■ Try it ■
Within the data below, find the string "Modus" and return each line where it occurs.

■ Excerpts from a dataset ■
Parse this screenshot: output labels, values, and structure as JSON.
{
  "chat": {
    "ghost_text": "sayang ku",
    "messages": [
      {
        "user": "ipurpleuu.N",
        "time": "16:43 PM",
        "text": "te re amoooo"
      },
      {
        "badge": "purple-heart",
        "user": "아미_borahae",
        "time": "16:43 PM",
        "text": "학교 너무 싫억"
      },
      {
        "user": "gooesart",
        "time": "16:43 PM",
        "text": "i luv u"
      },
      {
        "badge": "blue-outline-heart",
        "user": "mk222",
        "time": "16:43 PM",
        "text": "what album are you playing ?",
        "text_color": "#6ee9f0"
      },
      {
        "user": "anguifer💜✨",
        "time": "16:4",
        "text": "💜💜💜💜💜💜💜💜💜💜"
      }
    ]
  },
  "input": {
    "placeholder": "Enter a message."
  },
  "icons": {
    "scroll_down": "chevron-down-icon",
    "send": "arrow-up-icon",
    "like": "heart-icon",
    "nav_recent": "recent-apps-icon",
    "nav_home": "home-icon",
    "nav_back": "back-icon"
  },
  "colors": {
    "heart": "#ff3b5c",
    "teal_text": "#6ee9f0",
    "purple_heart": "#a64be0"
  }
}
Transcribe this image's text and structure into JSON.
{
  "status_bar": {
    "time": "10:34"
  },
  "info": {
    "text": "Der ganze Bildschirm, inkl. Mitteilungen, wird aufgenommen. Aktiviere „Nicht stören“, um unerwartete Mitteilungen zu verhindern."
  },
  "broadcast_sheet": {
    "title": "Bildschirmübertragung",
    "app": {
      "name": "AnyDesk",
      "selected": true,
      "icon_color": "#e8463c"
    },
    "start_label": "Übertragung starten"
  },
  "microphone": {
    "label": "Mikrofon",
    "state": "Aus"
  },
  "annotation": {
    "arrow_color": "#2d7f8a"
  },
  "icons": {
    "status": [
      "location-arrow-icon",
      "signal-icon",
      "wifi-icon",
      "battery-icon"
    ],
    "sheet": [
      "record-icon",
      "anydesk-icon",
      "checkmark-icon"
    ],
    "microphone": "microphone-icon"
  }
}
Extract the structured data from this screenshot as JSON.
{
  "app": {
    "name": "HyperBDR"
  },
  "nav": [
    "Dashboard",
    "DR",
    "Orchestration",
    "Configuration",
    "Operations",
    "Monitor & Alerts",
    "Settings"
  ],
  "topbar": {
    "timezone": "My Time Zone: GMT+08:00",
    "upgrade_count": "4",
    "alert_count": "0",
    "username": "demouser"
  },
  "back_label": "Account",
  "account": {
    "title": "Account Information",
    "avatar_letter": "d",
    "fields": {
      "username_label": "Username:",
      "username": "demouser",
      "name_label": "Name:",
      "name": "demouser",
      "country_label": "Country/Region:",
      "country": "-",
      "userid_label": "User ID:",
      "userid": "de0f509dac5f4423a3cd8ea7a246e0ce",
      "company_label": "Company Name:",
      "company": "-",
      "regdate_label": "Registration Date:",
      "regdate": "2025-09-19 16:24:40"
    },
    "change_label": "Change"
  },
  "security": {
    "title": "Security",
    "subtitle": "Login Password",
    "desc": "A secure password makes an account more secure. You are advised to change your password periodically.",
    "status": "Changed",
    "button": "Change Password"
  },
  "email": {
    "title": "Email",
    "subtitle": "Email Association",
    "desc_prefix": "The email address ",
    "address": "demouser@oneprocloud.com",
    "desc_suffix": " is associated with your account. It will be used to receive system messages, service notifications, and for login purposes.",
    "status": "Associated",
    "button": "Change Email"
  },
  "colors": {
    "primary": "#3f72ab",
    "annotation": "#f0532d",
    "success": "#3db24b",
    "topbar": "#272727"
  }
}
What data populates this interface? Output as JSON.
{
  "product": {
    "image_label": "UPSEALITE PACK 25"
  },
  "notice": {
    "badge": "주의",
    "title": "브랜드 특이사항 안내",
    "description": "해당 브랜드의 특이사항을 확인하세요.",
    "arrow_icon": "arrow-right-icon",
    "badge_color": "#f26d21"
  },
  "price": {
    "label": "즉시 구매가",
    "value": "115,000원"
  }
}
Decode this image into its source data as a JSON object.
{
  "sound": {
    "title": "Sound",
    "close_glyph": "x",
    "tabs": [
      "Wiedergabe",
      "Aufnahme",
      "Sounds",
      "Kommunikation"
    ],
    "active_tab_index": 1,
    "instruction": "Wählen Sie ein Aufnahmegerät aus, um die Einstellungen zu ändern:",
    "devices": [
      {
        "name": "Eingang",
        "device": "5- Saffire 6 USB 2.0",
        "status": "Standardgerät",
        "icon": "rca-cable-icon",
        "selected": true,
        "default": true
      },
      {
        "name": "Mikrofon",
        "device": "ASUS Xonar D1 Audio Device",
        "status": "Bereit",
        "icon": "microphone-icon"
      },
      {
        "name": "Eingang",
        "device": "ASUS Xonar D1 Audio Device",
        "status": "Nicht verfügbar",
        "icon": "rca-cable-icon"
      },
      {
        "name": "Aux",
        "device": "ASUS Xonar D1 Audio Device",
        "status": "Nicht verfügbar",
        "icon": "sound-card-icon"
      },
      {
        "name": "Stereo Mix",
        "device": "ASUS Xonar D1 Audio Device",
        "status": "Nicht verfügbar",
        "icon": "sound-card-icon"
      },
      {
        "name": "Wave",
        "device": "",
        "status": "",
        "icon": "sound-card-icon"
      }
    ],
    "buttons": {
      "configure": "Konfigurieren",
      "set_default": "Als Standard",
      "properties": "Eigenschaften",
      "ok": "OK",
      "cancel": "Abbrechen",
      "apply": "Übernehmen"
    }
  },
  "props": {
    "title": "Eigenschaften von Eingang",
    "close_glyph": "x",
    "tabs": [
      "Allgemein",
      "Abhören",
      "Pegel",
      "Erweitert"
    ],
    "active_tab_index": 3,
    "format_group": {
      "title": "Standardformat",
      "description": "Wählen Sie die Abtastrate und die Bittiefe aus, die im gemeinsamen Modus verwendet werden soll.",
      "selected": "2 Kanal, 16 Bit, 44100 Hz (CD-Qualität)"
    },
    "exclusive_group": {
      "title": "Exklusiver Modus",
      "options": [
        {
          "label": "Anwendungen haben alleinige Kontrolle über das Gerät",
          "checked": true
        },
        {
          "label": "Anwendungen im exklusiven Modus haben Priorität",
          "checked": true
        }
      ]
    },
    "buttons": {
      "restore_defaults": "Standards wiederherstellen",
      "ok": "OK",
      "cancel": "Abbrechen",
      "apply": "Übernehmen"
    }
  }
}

■ Task response ■
      "description": "Wählen Sie die Abtastrate und die Bittiefe aus, die im gemeinsamen Modus verwendet werden soll.",
      "title": "Exklusiver Modus",
          "label": "Anwendungen im exklusiven Modus haben Priorität",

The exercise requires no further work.